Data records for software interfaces
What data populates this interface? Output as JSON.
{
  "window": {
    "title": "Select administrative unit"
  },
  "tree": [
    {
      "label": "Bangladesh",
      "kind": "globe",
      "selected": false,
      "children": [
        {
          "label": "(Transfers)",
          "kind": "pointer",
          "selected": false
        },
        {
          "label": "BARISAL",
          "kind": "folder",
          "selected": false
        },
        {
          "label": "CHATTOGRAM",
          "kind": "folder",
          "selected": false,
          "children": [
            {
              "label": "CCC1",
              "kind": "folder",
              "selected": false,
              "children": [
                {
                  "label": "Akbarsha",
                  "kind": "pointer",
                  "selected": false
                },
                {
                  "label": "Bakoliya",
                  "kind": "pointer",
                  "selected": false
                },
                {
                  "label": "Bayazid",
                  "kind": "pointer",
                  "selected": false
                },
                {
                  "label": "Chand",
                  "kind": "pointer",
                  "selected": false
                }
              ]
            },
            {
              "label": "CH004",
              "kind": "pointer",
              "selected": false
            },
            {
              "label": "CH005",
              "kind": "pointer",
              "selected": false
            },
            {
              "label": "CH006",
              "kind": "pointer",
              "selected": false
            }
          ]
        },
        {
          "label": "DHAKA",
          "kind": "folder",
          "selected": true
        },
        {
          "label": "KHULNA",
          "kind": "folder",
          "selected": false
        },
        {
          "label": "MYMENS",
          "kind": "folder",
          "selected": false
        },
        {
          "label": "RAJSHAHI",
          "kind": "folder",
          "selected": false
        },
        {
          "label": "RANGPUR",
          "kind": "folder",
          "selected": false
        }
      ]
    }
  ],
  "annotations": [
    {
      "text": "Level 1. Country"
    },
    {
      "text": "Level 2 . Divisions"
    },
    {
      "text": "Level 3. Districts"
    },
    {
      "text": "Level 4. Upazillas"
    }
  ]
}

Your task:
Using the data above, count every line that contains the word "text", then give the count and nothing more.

Written response:
4